Referring now to FIG. 3, the transducer coupling 10 is shown installed in an electric power assisted steering mechanism of the recirculating ball variety. In this embodiment, like components are identified by like primed numerals. It will be seen that in this embodiment, the output member 18' also comprises the recirculating ball pinion shaft for the mechanism. The housing 14' is further modified for adaptation to this type of a steering mechanism. It further will be seen that the steering mechanism is assisted by means of an electric motor 104 which operates through a plurality of gears 106, 108, 110 to apply torque to the output member 18'. It will be observed that the torque is applied to the output member such that it does not apply a torque to the torque sensor 10 but rather reduces the torque that must be applied to the input member 16.

Referring now to FIG. 5, a rack and pinion steering mechanism which includes electric power assist is shown generally at 112. The steering mechanism incorporates a mechanism substantially as shown in FIG. 1. It further will be observed that the electric motor 114 again applies torque to the output member via a gear train (not shown) enclosed within the housing portion 116, this torque being applied to the end 118 of the output member 18 (FIG. 1 only). The rack gear 34 (not shown in FIG. 5) is coupled in the conventional manner to tie rods as at 122 and ball joints 124 to the wheels of the vehicle. The motor control is, again, indicated at 98, the control being coupled to sense or otherwise receive the signal from the strain gauge elements 94 to apply a signal to the motor 114 via conductors 126.
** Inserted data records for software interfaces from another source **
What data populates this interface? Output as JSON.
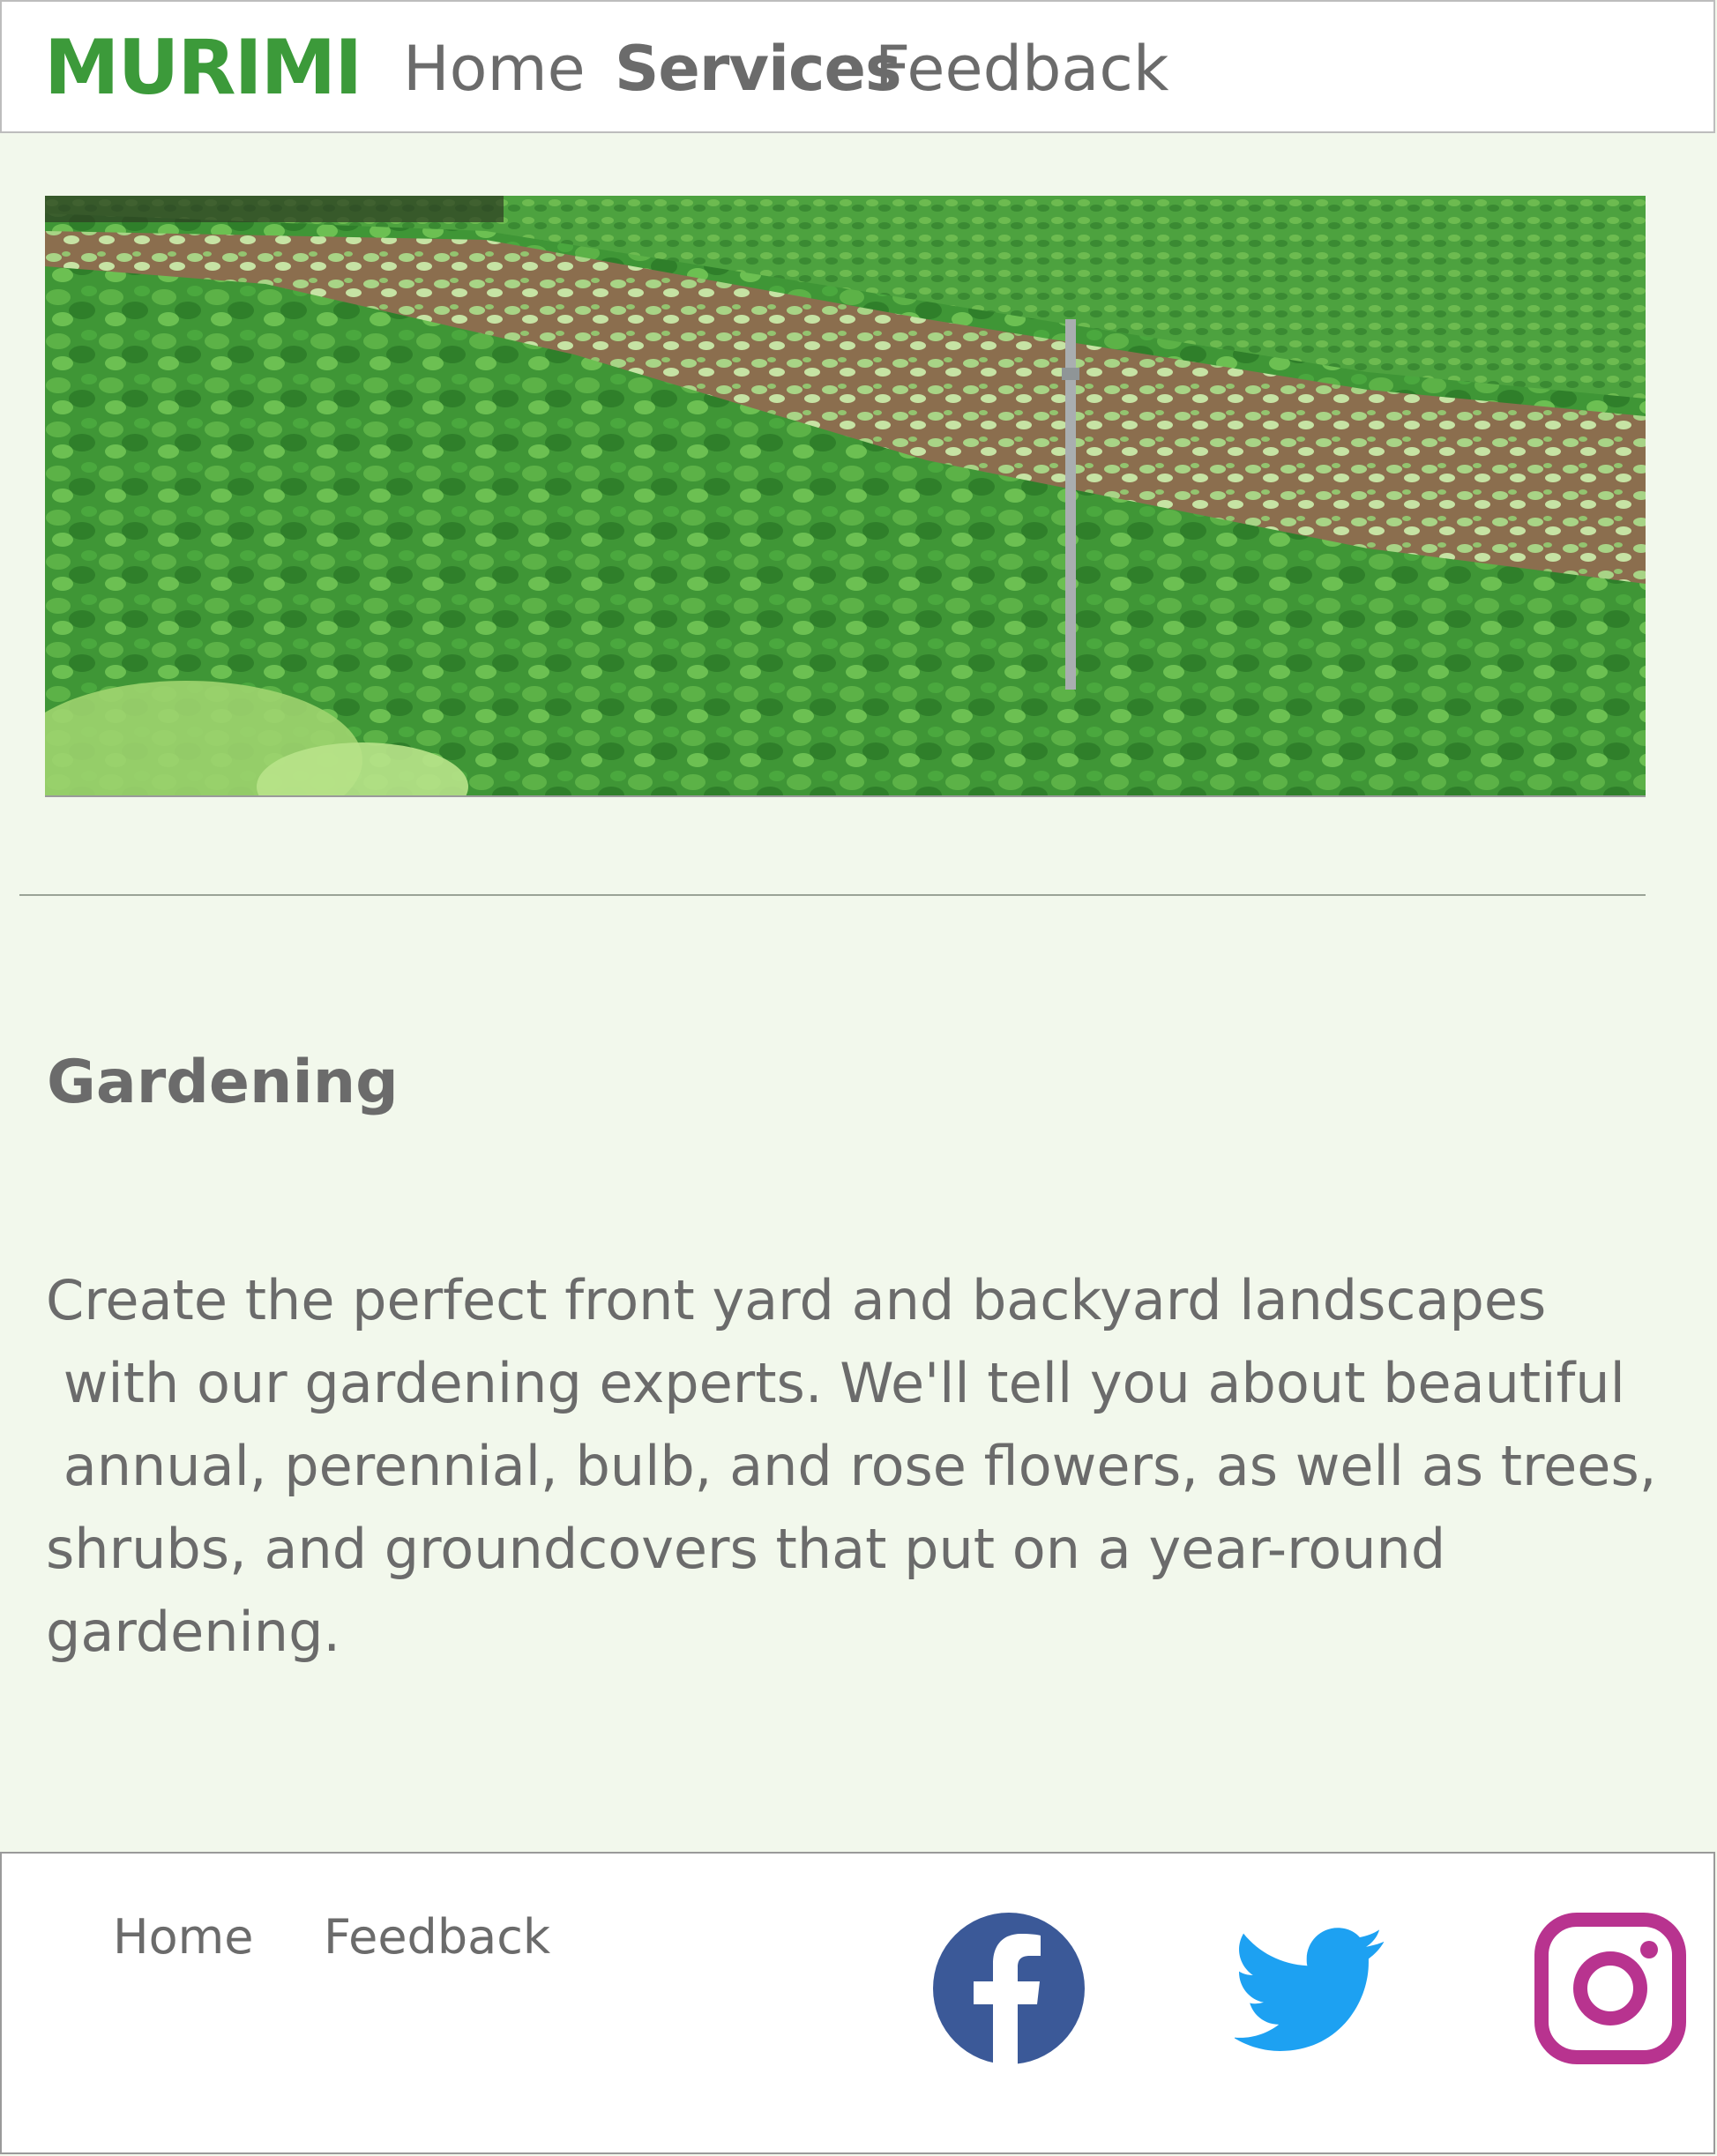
{
  "header": {
    "logo_text": "MURIMI",
    "nav": {
      "home": "Home",
      "services": "Services",
      "feedback": "Feedback"
    }
  },
  "hero": {
    "image_description": "garden-rows-photo"
  },
  "content": {
    "title": "Gardening",
    "description_lines": [
      "Create the perfect front yard and backyard landscapes",
      " with our gardening experts. We'll tell you about beautiful",
      " annual, perennial, bulb, and rose flowers, as well as trees,",
      "shrubs, and groundcovers that put on a year-round",
      "gardening."
    ]
  },
  "footer": {
    "links": {
      "home": "Home",
      "feedback": "Feedback"
    },
    "social": [
      {
        "icon": "facebook-icon",
        "color": "#3b5998"
      },
      {
        "icon": "twitter-icon",
        "color": "#1da1f2"
      },
      {
        "icon": "instagram-icon",
        "color": "#b8338f"
      }
    ]
  },
  "colors": {
    "brand_green": "#3c9a3a",
    "page_bg": "#f2f8ec",
    "text_gray": "#6b6b6b"
  }
}
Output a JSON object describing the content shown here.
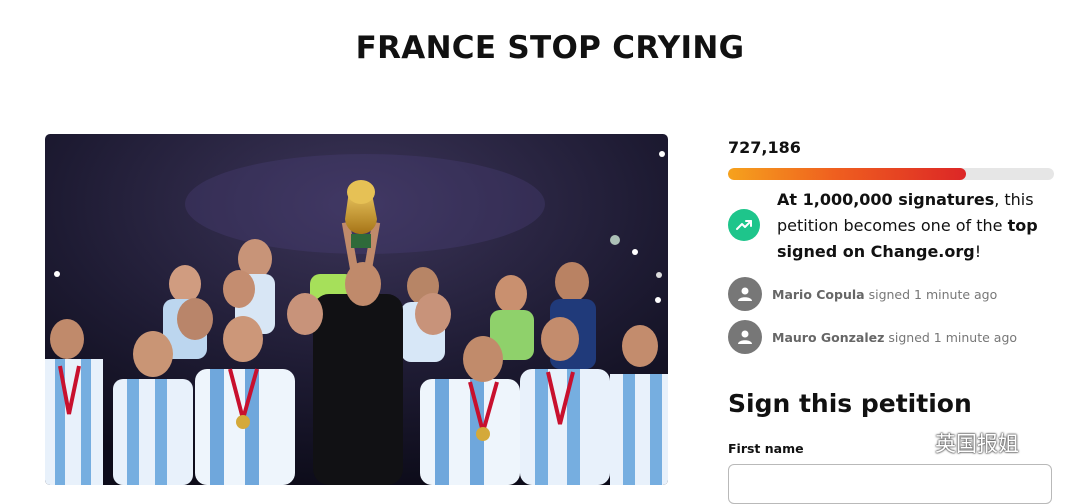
{
  "petition": {
    "title": "FRANCE STOP CRYING",
    "signature_count": "727,186",
    "progress_fraction": 0.73,
    "goal": {
      "bold1": "At 1,000,000 signatures",
      "plain1": ", this petition becomes one of the ",
      "bold2": "top signed on Change.org",
      "plain2": "!"
    }
  },
  "recent_signers": [
    {
      "name": "Mario Copula",
      "action": "signed 1 minute ago"
    },
    {
      "name": "Mauro Gonzalez",
      "action": "signed 1 minute ago"
    }
  ],
  "sign_form": {
    "heading": "Sign this petition",
    "first_name_label": "First name",
    "first_name_value": ""
  },
  "watermark": {
    "text": "英国报姐"
  },
  "colors": {
    "accent_green": "#1ec58b",
    "progress_start": "#f6a21d",
    "progress_end": "#dc2626"
  },
  "icons": [
    "trending-up-icon",
    "user-avatar-icon",
    "wechat-icon"
  ]
}
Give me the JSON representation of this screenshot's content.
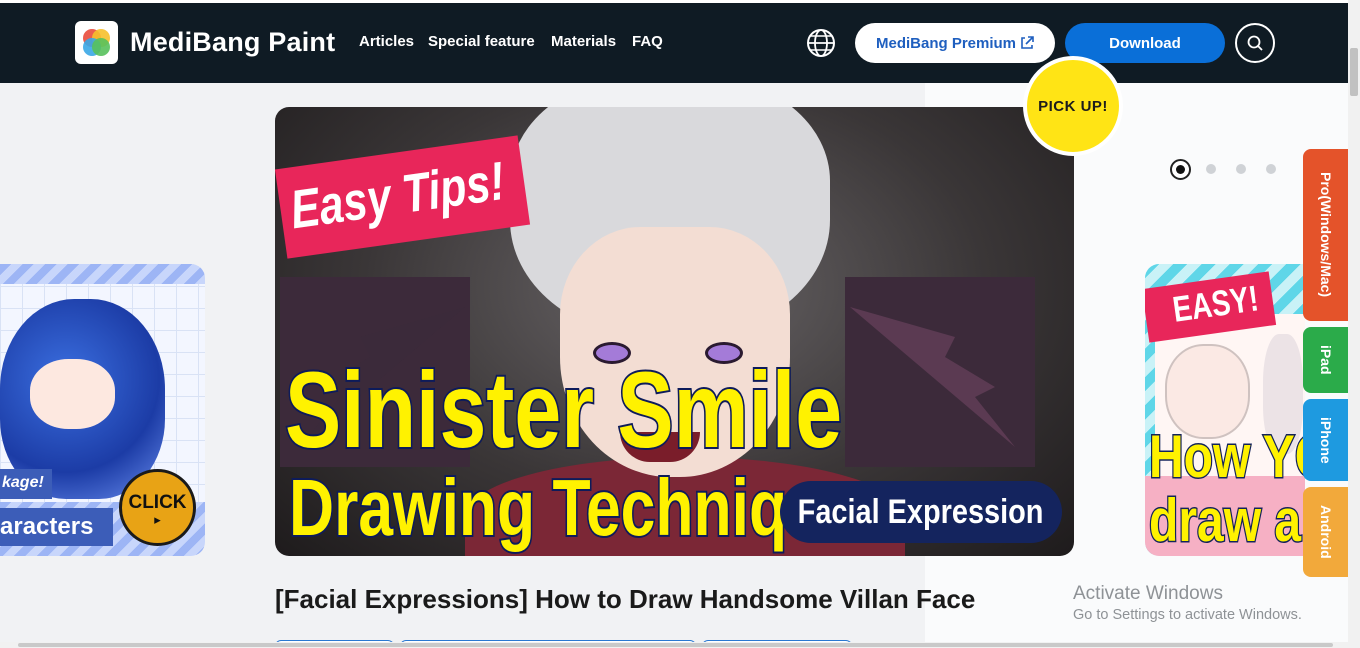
{
  "header": {
    "brand": "MediBang Paint",
    "nav": [
      "Articles",
      "Special feature",
      "Materials",
      "FAQ"
    ],
    "premium_label": "MediBang Premium",
    "download_label": "Download"
  },
  "carousel": {
    "badge": "PICK UP!",
    "main_slide": {
      "ribbon": "Easy Tips!",
      "line1": "Sinister Smile",
      "line2": "Drawing Technique",
      "pill": "Facial Expression"
    },
    "left_slide": {
      "tag_small": "kage!",
      "tag_large": "aracters",
      "click": "CLICK",
      "click_arrow": "▸"
    },
    "right_slide": {
      "ribbon": "EASY!",
      "line1": "How YO",
      "line2": "draw a"
    },
    "dots": {
      "count": 4,
      "active": 1
    }
  },
  "side_tabs": [
    {
      "label": "Pro(Windows/Mac)",
      "color": "#e4532a"
    },
    {
      "label": "iPad",
      "color": "#2bab4a"
    },
    {
      "label": "iPhone",
      "color": "#1e9ae0"
    },
    {
      "label": "Android",
      "color": "#f2a93b"
    }
  ],
  "article": {
    "title": "[Facial Expressions] How to Draw Handsome Villan Face"
  },
  "watermark": {
    "title": "Activate Windows",
    "subtitle": "Go to Settings to activate Windows."
  },
  "colors": {
    "header_bg": "#0f1b24",
    "download_bg": "#0a6fd8",
    "premium_text": "#1f5fbf",
    "pickup_bg": "#ffe415"
  }
}
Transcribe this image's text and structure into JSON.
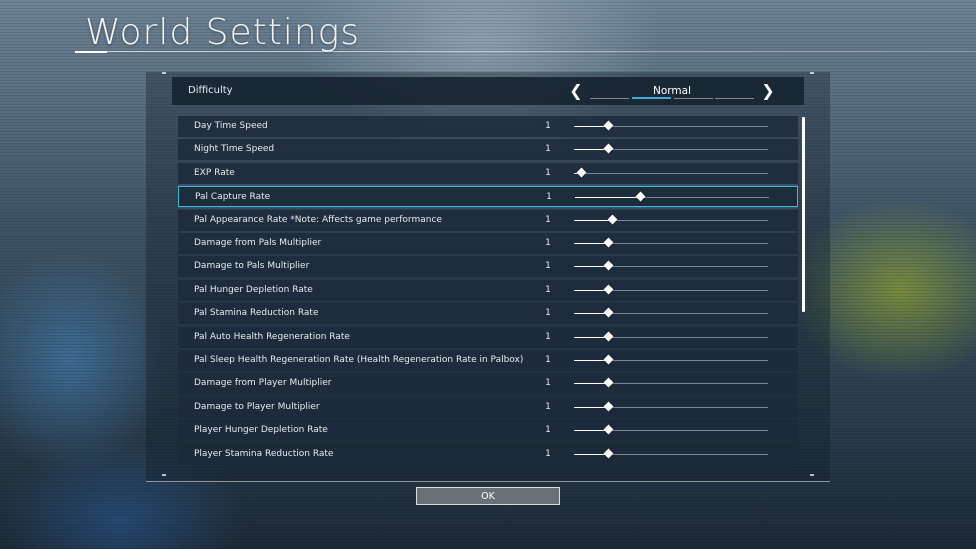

In other applications, not illustrated, it will be recognized that the torque sensor could also be applied between a motor and a driven load such as a generator, machine or the like. In such an appplication, alternative sensors may be substituted for the strain gauge 94 in view of the continuous rotation of the input and output members. Such sensors, are of course well known to those skilled in the art.

Furthermore, it is contemplated that one skilled in the art could make many modifications and/or changes to the invention as described herein without deviation from the essence thereof. As such these modifications and/or changes are intended to fall within the scope of the appended claims.

Patent Citations
Cited PatentFiling datePublication dateApplicantTitle
US2754465 *Jun 7, 1952Jul 10, 1956Ohio Commw Eng CoElectric motor control for power steering
US2909764 *Aug 25, 1955Oct 20, 1959Boeing CoAngular position transducer
US3163037 *Oct 25, 1961Dec 29, 1964Kawabata James SDynamic torque meter
US3580352 *Jan 21, 1969May 25, 1971Gen Motors CorpSteering torque servo
GB918338A * Title not available
Referenced by
Citing PatentFiling datePublication dateApplicantTitle
US5874682 *Apr 25, 1996Feb 23, 1999Werner & Pfleiderer GmbhTorque measuring device particularly for a multishaft extruder
US6782967Sep 13, 2001Aug 31, 2004Mannesmann Vdo AgSteering booster device
US7011326 *Sep 15, 2000Mar 14, 2006Delphi Technologies, Inc.Piezoresistive torque sensor
US7478822 *Apr 21, 2006Jan 20, 2009Trw Automotive U.S. LlcSteering gear pinion bearing assembly for use in a rack and pinion steering apparatus
DE3821083A1 *Jun 22, 1988Jan 12, 1989Hitachi LtdDrehmomenterfassungsgeraet
EP0978713A2 *Jul 22, 1999Feb 9, 2000Mannesmann VDO AktiengesellschaftAngular limitation by a separation joint in the casing of a torque sensor
EP1191318A1 *Sep 6, 2001Mar 27, 2002Siemens AktiengesellschaftDevice for power-assisted steering
EP1495943A1 *Jul 8, 2004Jan 12, 2005ZF Lenksysteme GmbHActuator for steering gear
Classifications
U.S. Classification73/862.338
International ClassificationB62D5/00, G01L3/10, F16D1/02, B62D5/22, B62D5/04
Cooperative ClassificationG01L3/108, B62D5/00
European ClassificationB62D5/00, G01L3/10D
Legal Events
DateCodeEventDescription
Jun 15, 1999FPExpired due to failure to pay maintenance fee
Effective date: 19990407
Apr 4, 1999LAPSLapse for failure to pay maintenance fees
Oct 27, 1998REMIMaintenance fee reminder mailed
Sep 26, 1994FPAYFee payment
Year of fee payment: 8
Sep 18, 1990FPAYFee payment
Year of fee payment: 4
May 2, 1985ASAssignment
Owner name: ALLIED CORPORATION COLUMBIA ROAD AND PARK AVE., MO
Free format text: ASSIGNMENT OF ASSIGNORS INTEREST.;ASSIGNOR:TAIG, ALISTAIR G.;REEL/FRAME:004408/0621
Effective date: 19850422